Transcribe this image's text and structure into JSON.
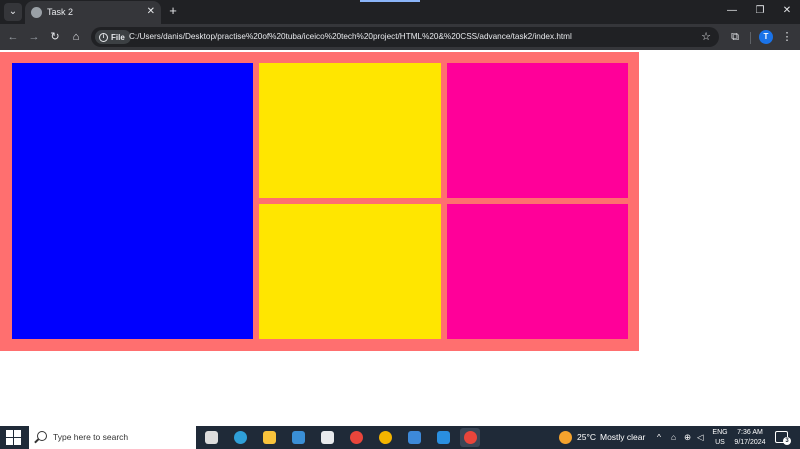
{
  "browser": {
    "tab": {
      "title": "Task 2",
      "close": "✕"
    },
    "tab_menu": "⌄",
    "new_tab": "+",
    "window_controls": {
      "minimize": "—",
      "restore": "❐",
      "close": "✕"
    },
    "nav": {
      "back": "←",
      "forward": "→",
      "reload": "↻",
      "home": "⌂"
    },
    "site_chip": {
      "info": "i",
      "label": "File"
    },
    "url": "C:/Users/danis/Desktop/practise%20of%20tuba/iceico%20tech%20project/HTML%20&%20CSS/advance/task2/index.html",
    "star": "☆",
    "extensions": "⧉",
    "profile_initial": "T",
    "menu": "⋮"
  },
  "page": {
    "colors": {
      "container": "#ff6f6f",
      "blue": "#0000ff",
      "yellow": "#ffe600",
      "pink": "#ff0099"
    }
  },
  "taskbar": {
    "search_placeholder": "Type here to search",
    "weather": {
      "temp": "25°C",
      "condition": "Mostly clear"
    },
    "tray_up": "^",
    "language": {
      "line1": "ENG",
      "line2": "US"
    },
    "time": "7:36 AM",
    "date": "9/17/2024",
    "notification_count": "3",
    "apps": [
      {
        "name": "task-view",
        "color": "#dddddd"
      },
      {
        "name": "edge",
        "color": "#2f9fd8"
      },
      {
        "name": "file-explorer",
        "color": "#f8c33c"
      },
      {
        "name": "microsoft-store",
        "color": "#3a8fd6"
      },
      {
        "name": "mail",
        "color": "#e8eaed"
      },
      {
        "name": "chrome",
        "color": "#e9453b"
      },
      {
        "name": "chrome-alt",
        "color": "#f4b400"
      },
      {
        "name": "photos",
        "color": "#3d89d9"
      },
      {
        "name": "vscode",
        "color": "#2a8fe0"
      },
      {
        "name": "chrome-profile",
        "color": "#e9453b"
      }
    ]
  }
}
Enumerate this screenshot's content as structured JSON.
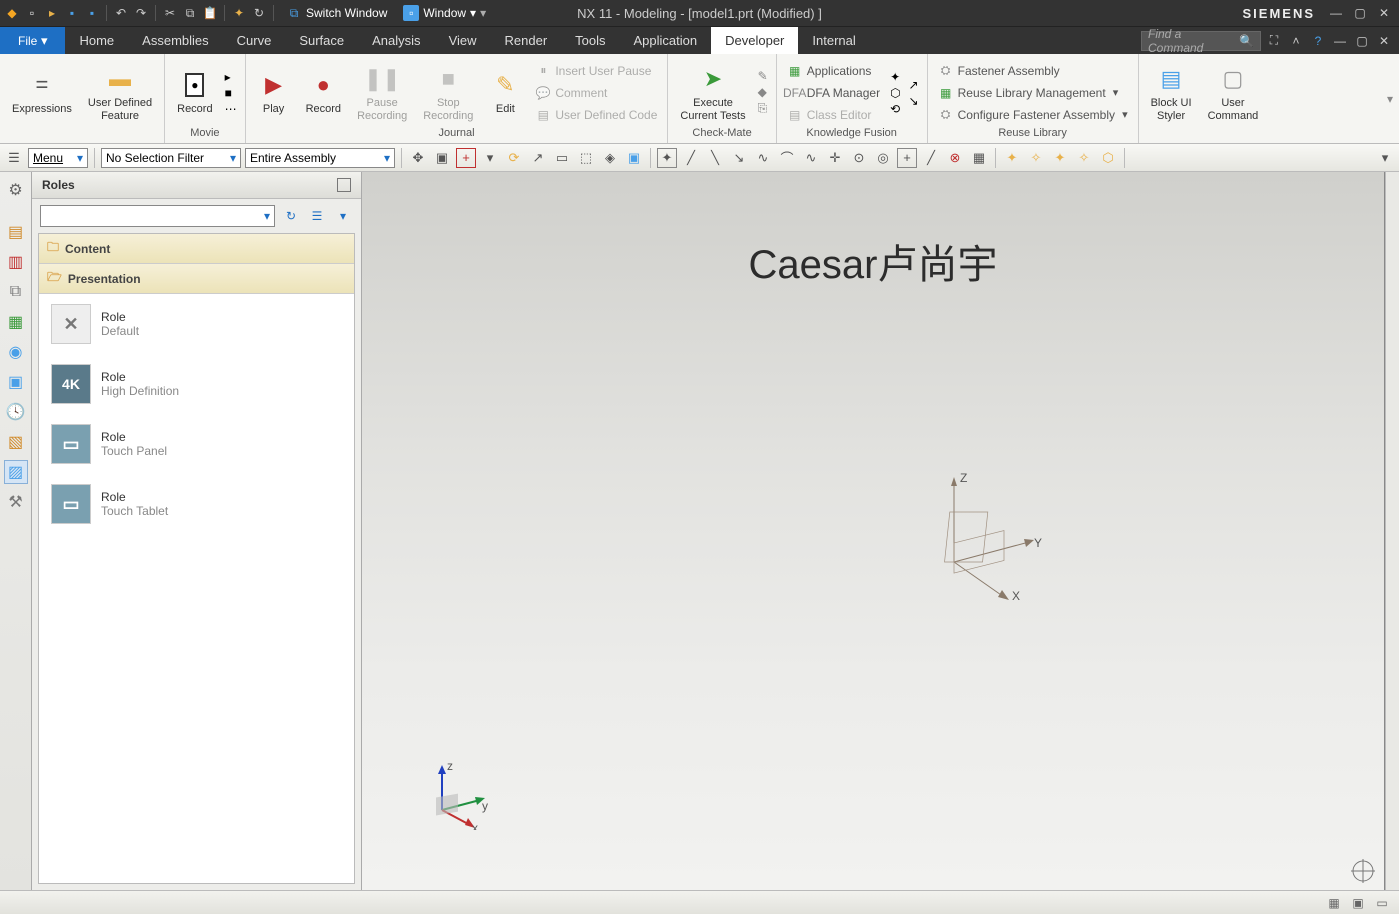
{
  "titlebar": {
    "switch_window": "Switch Window",
    "window": "Window",
    "title": "NX 11 - Modeling - [model1.prt (Modified) ]",
    "brand": "SIEMENS"
  },
  "menu": {
    "file": "File",
    "items": [
      "Home",
      "Assemblies",
      "Curve",
      "Surface",
      "Analysis",
      "View",
      "Render",
      "Tools",
      "Application",
      "Developer",
      "Internal"
    ],
    "active": "Developer",
    "find_placeholder": "Find a Command"
  },
  "ribbon": {
    "expressions": "Expressions",
    "user_defined_feature": "User Defined\nFeature",
    "record": "Record",
    "movie_label": "Movie",
    "play": "Play",
    "record2": "Record",
    "pause_rec": "Pause\nRecording",
    "stop_rec": "Stop\nRecording",
    "edit": "Edit",
    "insert_pause": "Insert User Pause",
    "comment": "Comment",
    "user_code": "User Defined Code",
    "journal_label": "Journal",
    "execute_tests": "Execute\nCurrent Tests",
    "check_mate": "Check-Mate",
    "applications": "Applications",
    "dfa_mgr": "DFA Manager",
    "class_editor": "Class Editor",
    "kf_label": "Knowledge Fusion",
    "fastener_asm": "Fastener Assembly",
    "reuse_lib_mgmt": "Reuse Library Management",
    "config_fastener": "Configure Fastener Assembly",
    "reuse_label": "Reuse Library",
    "block_ui": "Block UI\nStyler",
    "user_cmd": "User\nCommand"
  },
  "toolbar": {
    "menu": "Menu",
    "filter": "No Selection Filter",
    "scope": "Entire Assembly"
  },
  "roles": {
    "title": "Roles",
    "content": "Content",
    "presentation": "Presentation",
    "items": [
      {
        "t": "Role",
        "s": "Default",
        "ico": "✕"
      },
      {
        "t": "Role",
        "s": "High Definition",
        "ico": "4K"
      },
      {
        "t": "Role",
        "s": "Touch Panel",
        "ico": "▭"
      },
      {
        "t": "Role",
        "s": "Touch Tablet",
        "ico": "▭"
      }
    ]
  },
  "canvas": {
    "caption": "Caesar卢尚宇",
    "axes": {
      "x": "x",
      "y": "y",
      "z": "z"
    },
    "datum": {
      "x": "X",
      "y": "Y",
      "z": "Z"
    }
  }
}
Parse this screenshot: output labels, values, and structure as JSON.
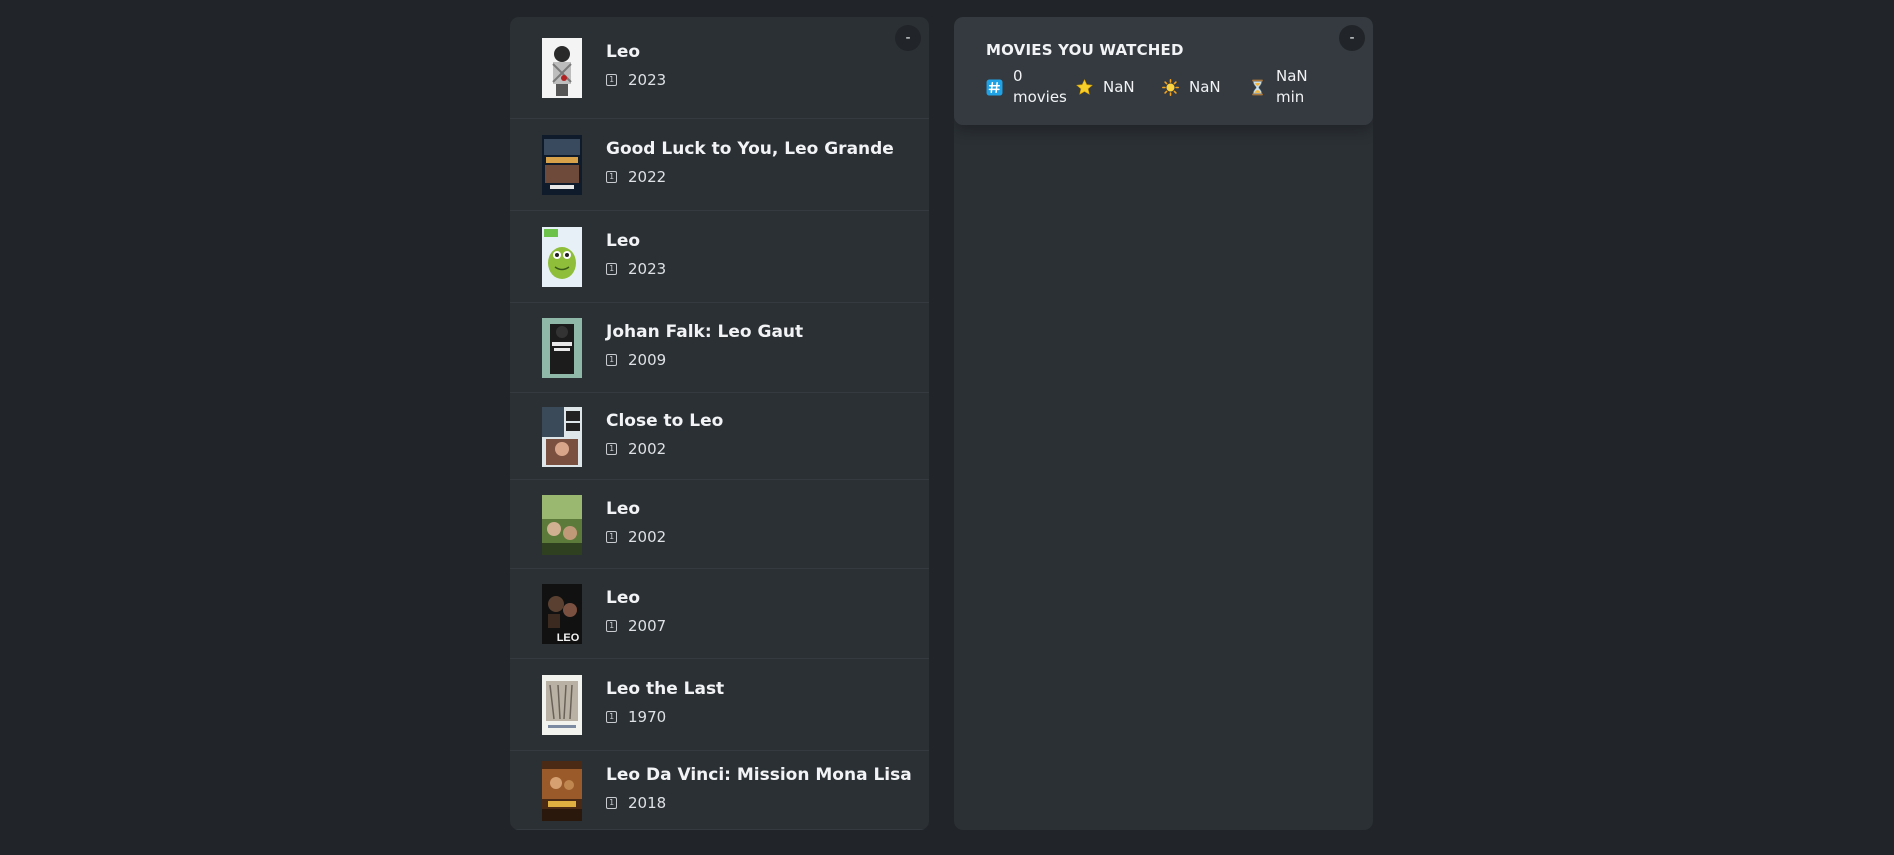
{
  "watched_list": {
    "toggle_label": "-",
    "movies": [
      {
        "title": "Leo",
        "year": "2023",
        "poster": "poster-leo-2023-a"
      },
      {
        "title": "Good Luck to You, Leo Grande",
        "year": "2022",
        "poster": "poster-good-luck-leo-grande"
      },
      {
        "title": "Leo",
        "year": "2023",
        "poster": "poster-leo-2023-b"
      },
      {
        "title": "Johan Falk: Leo Gaut",
        "year": "2009",
        "poster": "poster-johan-falk"
      },
      {
        "title": "Close to Leo",
        "year": "2002",
        "poster": "poster-close-to-leo"
      },
      {
        "title": "Leo",
        "year": "2002",
        "poster": "poster-leo-2002"
      },
      {
        "title": "Leo",
        "year": "2007",
        "poster": "poster-leo-2007"
      },
      {
        "title": "Leo the Last",
        "year": "1970",
        "poster": "poster-leo-the-last"
      },
      {
        "title": "Leo Da Vinci: Mission Mona Lisa",
        "year": "2018",
        "poster": "poster-leo-da-vinci"
      }
    ]
  },
  "summary": {
    "toggle_label": "-",
    "heading": "MOVIES YOU WATCHED",
    "count_number": "0",
    "count_unit": "movies",
    "imdb_rating": "NaN",
    "user_rating": "NaN",
    "runtime_value": "NaN",
    "runtime_unit": "min",
    "icons": [
      "hash-icon",
      "star-icon",
      "sun-icon",
      "hourglass-icon"
    ]
  },
  "colors": {
    "page_bg": "#212529",
    "box_bg": "#2b3035",
    "summary_bg": "#343a40",
    "text": "#dee2e6"
  }
}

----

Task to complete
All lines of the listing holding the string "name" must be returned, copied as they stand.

Written answer
        "name": "task-view",
        "name": "edge",
        "name": "file-explorer",
        "name": "microsoft-store",
        "name": "mail",
        "name": "chrome",
        "name": "chrome-alt",
        "name": "photos",
        "name": "vscode",
        "name": "chrome-profile",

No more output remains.